» **WHAT IS BEING ASKED**: Copy out each line of the data that contains "videos".

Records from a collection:

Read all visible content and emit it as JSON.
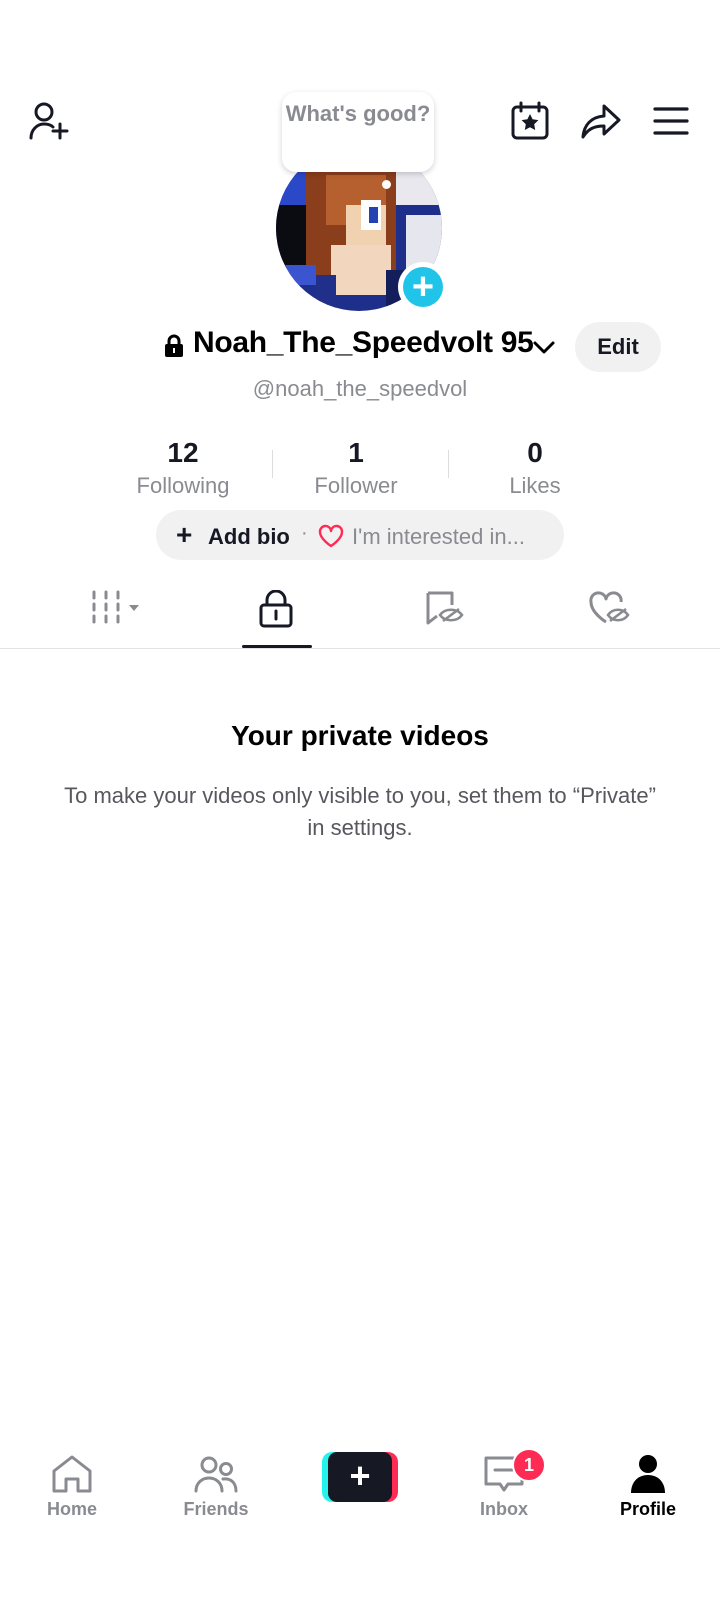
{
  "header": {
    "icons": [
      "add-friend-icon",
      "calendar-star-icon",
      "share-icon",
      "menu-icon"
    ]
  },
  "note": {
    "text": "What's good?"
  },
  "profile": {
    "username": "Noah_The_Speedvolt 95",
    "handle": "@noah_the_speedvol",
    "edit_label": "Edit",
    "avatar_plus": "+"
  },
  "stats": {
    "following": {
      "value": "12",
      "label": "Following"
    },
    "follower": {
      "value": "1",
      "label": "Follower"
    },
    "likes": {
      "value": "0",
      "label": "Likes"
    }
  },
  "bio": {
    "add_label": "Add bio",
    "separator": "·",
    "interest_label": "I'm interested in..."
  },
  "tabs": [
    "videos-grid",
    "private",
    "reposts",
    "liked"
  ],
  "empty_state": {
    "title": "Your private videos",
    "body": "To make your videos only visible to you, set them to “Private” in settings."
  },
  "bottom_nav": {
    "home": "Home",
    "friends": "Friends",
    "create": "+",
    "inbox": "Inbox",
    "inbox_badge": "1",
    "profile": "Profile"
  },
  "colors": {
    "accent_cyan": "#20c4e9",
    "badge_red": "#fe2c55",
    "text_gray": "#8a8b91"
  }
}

» **EXERCISE RESPONSE**:
    "videos-grid",
    "title": "Your private videos",
    "body": "To make your videos only visible to you, set them to “Private” in settings."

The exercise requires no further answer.